I’ve been seeing a lot of interesting product announcements recently.
4K Settop Boxes. Both DirecTV and Comcast have announced new 4K settop boxes. AT&T subsequently said that DirectTV and U-Verse would be using the same settop box going forward. DirecTV was the first major company to release a 4K box, but their first version required a customer to have a Samsung smart TV. The new box is being called the 4K Genie Mini and is the size of a paperback book. DirectTV does not yet have any channels dedicated to 4K although they probably will later this year.
Comcast also launched 4K TV last year and their first box also only worked with Samsung TVs, but the new box should work with any 4K capable television. Both of these announcements continue the trend of large ISPs developing their own proprietary boxes rather than buying off the shelf from the normal industry vendors.
Around 15% of new televisions sold now have 4K capabilities and smaller cable providers are going to have to decide if they want to support 4K programming. The new settop boxes represent a new capital outlay, but the real issue with 4K is that the channels eat up a lot bandwidth in a network and will require upgrades at the headend.

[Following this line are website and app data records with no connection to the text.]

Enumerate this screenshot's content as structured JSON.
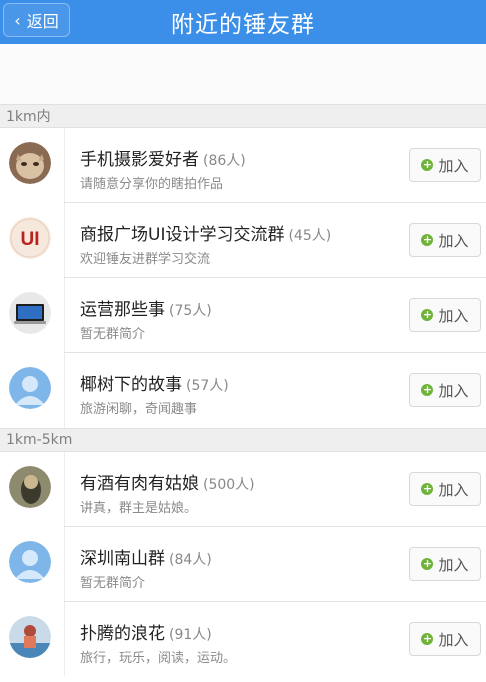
{
  "header": {
    "back_label": "返回",
    "title": "附近的锤友群"
  },
  "sections": [
    {
      "label": "1km内"
    },
    {
      "label": "1km-5km"
    }
  ],
  "join_label": "加入",
  "groups": [
    {
      "name": "手机摄影爱好者",
      "count": "(86人)",
      "desc": "请随意分享你的瞎拍作品"
    },
    {
      "name": "商报广场UI设计学习交流群",
      "count": "(45人)",
      "desc": "欢迎锤友进群学习交流"
    },
    {
      "name": "运营那些事",
      "count": "(75人)",
      "desc": "暂无群简介"
    },
    {
      "name": "椰树下的故事",
      "count": "(57人)",
      "desc": "旅游闲聊，奇闻趣事"
    },
    {
      "name": "有酒有肉有姑娘",
      "count": "(500人)",
      "desc": "讲真，群主是姑娘。"
    },
    {
      "name": "深圳南山群",
      "count": "(84人)",
      "desc": "暂无群简介"
    },
    {
      "name": "扑腾的浪花",
      "count": "(91人)",
      "desc": "旅行，玩乐，阅读，运动。"
    }
  ],
  "avatar_ui_text": "UI",
  "colors": {
    "header_bg": "#3b8fe8",
    "plus_green": "#6fb33a"
  }
}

Over-the-air Tuner. Microsoft recently launched an Xbox One Digital TV tuner that will work with its game console. This means that an Xbox owner can use their game console along with an HDTV antenna to receive local programming directly through their game platform. The platform allows for multiple options such as watching TV and gaming at the same time. There is also a built-in channel guide, giving this the feeling of being a basic cable offering. I look at this as just one more tool making it easier for people to cut the cord.
Google’s Wireless Router. Google has released its WiFi router they call the OnHub to the general public for $199. This is a high quality WiFi router as well as a platform for integrating IoT devices within the home. The box supports WiFi as well as Bluetooth, Smart Ready, Weave, and 802.15.4, making it ready to talk to most Internet of Things devices.

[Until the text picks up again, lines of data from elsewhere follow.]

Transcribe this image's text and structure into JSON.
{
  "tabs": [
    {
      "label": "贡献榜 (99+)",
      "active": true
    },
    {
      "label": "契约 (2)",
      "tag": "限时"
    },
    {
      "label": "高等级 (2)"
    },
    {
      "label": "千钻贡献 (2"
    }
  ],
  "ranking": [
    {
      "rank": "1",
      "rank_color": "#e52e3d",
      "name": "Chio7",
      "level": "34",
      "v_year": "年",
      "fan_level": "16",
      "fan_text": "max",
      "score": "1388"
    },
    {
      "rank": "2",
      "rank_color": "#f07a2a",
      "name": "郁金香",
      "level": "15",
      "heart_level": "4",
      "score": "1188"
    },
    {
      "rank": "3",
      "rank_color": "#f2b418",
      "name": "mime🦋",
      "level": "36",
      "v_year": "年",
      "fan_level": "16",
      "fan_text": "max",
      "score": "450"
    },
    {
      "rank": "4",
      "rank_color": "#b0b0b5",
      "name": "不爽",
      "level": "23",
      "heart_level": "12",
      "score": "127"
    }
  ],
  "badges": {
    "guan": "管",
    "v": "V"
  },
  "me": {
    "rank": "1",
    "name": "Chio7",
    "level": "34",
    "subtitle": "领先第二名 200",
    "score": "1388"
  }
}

Early reviews say it’s a great WiFi router that gives a user easier accessibility than many other routers, particular those from cable companies that are black boxes to the consumer. But the real promise is that the device also will provide a base for talking to a wide variety of off-the-shelf IoT devices that you might want to integrate into your house. This is obviously a play for Google to become the standard for home networking of devices.
Very Thin TV. LG this year released a TV screen that is only four hundredths of an inch thick. A 55 inch TV at this thickness only weighs about 4 pounds. It’s so thin and light that it can be hung on the wall with magnetic fasteners and peeled off like a sticker. The TV uses organic light-emitting diodes (OLEDs) which can produce sufficient bright light only one layer thick. This is the first use for OLEDs I’ve seen outside of cellphone screens.
This is the first look at a whole new generation of TVs that can go anywhere and be of almost any size. Want a TV in the bathroom? No problem. Put one in the garage? Not an issue.
And, finally, some statistics for you.
OTT Streaming Devices. At the end of 2014 Roku was still the most popular OTT streaming box with 37% of the market. Chromecast came in second with 19% of the market. Amazon Fire had climbed to 17% of the market while Apple TV fell to fourth at about 14% of the market. These four products represented 86% of the total market.
A little over 20% of US homes now have a streaming device. Another large chunk of the market is relying on smart TVs.